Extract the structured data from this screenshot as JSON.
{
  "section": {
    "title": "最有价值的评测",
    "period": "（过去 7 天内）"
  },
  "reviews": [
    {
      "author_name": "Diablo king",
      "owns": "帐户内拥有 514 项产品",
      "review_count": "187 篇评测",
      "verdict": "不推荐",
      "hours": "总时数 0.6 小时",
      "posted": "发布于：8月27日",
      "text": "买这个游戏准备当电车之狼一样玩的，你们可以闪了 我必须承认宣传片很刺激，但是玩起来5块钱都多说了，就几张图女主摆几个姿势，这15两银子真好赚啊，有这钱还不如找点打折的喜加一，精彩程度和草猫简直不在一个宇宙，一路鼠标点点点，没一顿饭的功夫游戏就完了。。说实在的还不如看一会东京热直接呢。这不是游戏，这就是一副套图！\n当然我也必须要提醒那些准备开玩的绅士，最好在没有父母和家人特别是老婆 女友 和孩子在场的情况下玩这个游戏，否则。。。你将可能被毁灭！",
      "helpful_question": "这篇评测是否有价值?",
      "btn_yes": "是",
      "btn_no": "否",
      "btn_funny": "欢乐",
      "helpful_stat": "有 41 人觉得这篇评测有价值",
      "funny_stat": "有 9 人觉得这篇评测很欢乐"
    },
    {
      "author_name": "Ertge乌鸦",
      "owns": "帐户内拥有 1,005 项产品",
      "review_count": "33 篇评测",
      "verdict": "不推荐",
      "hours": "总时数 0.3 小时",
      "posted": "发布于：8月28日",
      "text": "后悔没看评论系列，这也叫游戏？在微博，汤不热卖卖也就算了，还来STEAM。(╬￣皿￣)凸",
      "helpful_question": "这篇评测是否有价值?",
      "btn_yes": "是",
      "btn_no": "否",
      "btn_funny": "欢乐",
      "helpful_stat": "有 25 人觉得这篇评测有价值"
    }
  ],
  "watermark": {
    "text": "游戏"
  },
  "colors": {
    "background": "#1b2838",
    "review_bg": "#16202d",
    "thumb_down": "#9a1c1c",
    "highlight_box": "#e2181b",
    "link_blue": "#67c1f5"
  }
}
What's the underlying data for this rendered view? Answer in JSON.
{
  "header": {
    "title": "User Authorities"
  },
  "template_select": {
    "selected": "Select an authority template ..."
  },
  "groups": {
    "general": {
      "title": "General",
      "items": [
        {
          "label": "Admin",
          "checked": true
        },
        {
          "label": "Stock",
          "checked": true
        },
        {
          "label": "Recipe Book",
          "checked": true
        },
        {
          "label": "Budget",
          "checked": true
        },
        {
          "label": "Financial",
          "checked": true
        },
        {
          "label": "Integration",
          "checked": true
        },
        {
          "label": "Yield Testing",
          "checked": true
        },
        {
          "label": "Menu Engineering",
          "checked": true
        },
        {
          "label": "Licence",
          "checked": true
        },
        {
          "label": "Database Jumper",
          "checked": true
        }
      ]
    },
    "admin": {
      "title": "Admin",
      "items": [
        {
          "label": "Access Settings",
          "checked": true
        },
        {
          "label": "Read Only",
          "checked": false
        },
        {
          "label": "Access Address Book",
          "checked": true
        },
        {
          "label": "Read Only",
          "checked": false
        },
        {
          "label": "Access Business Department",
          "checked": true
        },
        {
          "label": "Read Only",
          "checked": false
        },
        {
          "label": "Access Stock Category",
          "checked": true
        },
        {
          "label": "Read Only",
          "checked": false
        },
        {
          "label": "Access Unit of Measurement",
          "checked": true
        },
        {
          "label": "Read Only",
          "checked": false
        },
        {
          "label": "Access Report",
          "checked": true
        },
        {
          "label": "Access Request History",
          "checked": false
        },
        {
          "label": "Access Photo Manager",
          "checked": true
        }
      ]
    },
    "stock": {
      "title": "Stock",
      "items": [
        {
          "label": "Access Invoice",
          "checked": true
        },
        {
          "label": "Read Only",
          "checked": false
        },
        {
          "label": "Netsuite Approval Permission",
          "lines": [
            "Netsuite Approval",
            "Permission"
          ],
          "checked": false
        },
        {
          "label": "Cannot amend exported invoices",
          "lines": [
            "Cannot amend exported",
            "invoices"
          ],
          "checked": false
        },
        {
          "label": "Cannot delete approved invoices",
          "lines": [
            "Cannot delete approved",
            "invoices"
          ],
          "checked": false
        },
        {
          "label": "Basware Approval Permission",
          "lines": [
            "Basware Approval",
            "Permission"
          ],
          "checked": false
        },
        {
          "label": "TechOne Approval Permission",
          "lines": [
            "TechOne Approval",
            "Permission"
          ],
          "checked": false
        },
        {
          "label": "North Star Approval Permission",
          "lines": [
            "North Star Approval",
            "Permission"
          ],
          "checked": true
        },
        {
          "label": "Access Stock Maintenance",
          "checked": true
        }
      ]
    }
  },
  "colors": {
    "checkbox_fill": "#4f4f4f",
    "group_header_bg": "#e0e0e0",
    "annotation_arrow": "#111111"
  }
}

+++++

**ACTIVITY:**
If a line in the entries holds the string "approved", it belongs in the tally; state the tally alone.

**FINISHED EXERCISE:**
2